One of the major obstacles faced by entrepreneurs is the lack of available funding in Singapore to help them kick-start or sustain their business ideas. Even if there are government schemes to provide grants or funds to assist business owners, many of them are clueless on how to obtain these grants.

In many cases, investors and entrepreneurs found themselves having to navigate through layers of bureaucratic red tapes and micromanagement when seeking grants. That is probably why entrepreneurs are more attracted to venture capitalists and angel investors for business opportunities.
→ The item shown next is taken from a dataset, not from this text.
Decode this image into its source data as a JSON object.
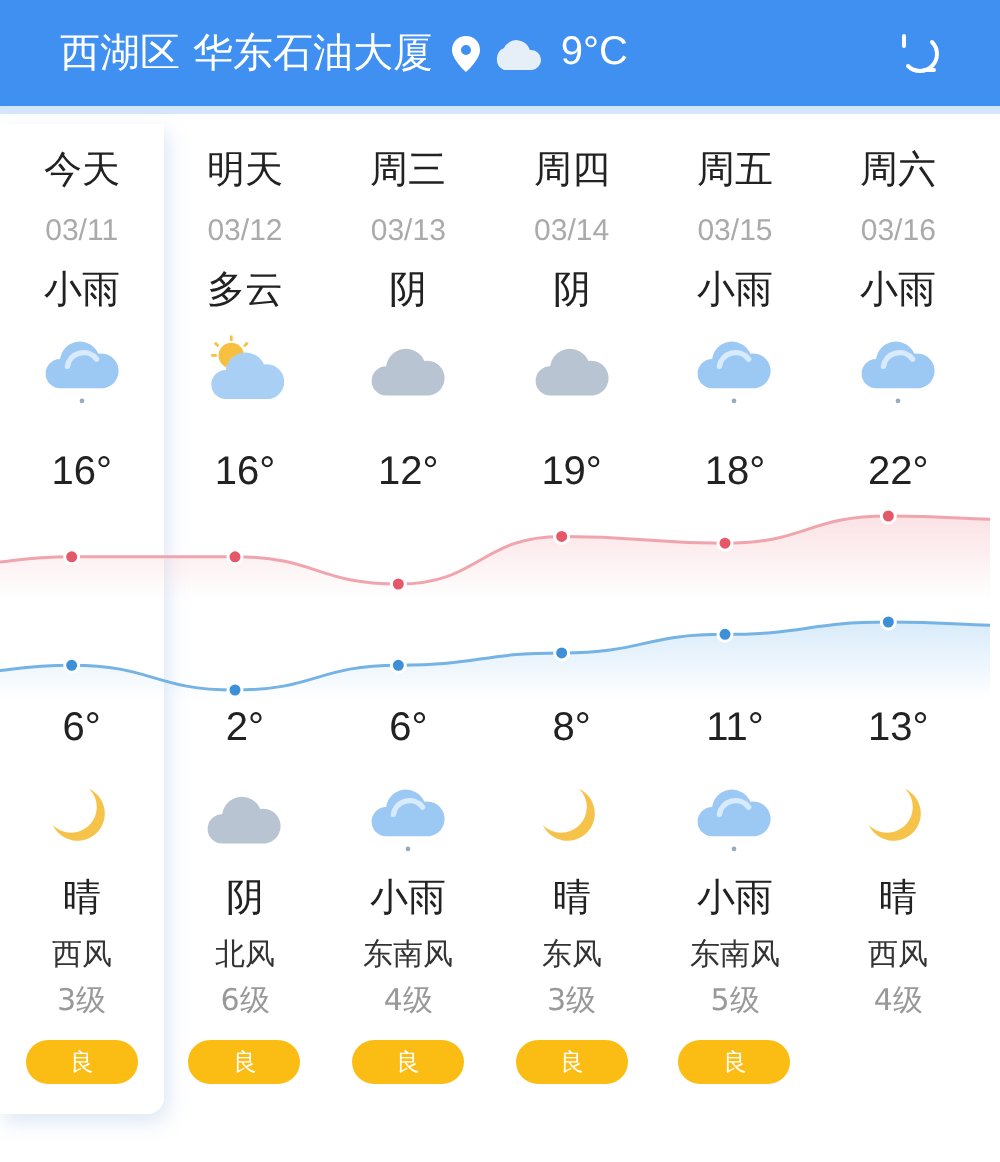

In the early stage of a business, funding is needed to nurture the seed into viable business model. But beyond cash, founders should ask themselves serious questions whether they are willing to cede control in exchange for the money. But assuming they are willing to do so, then he should know how to pitch to investors and position his business in a strategic manner.


To obtain that all-important pot of gold, there are several fundamentals that business owners need to highlight or observe in their business proposals:

1) Financial factors: Track records speak a lot and obviously no one likes to invest in a sinking ship. In your plan, you have to be honest and state the financial health of your company. In addition, has your company allocated adequate manpower and equipment for the project?

2) Strategic Factors: Does the outcome of your project match the objectives of the organization providing the funding? You have to provide compelling reasons for the donors to support your cause.

3) Economic Factors: Highlight the differentiating factors and economic spin-off of your project. Mention the market demands and competing market threats in your report. Most importantly, highlight the scalability aspect of your project (the potential impact to the rest of the industry and whether it can be implemented across the sector).

4) Risk Factors: The plan should cover the risk management aspect, taking into account buffers for possible delays and points of failure. You should also provide strategies to mitigate potential failures.

5) Management Factors: Does your company have what it takes to successfully implement this project? Does your project teams and managers have the relevant expertise and experience?

Subscribe to Blog via Email

Enter your email address to subscribe to this blog and receive notifications of new posts by email.

Magically yours,

SG Wealth Builder

Leave a Reply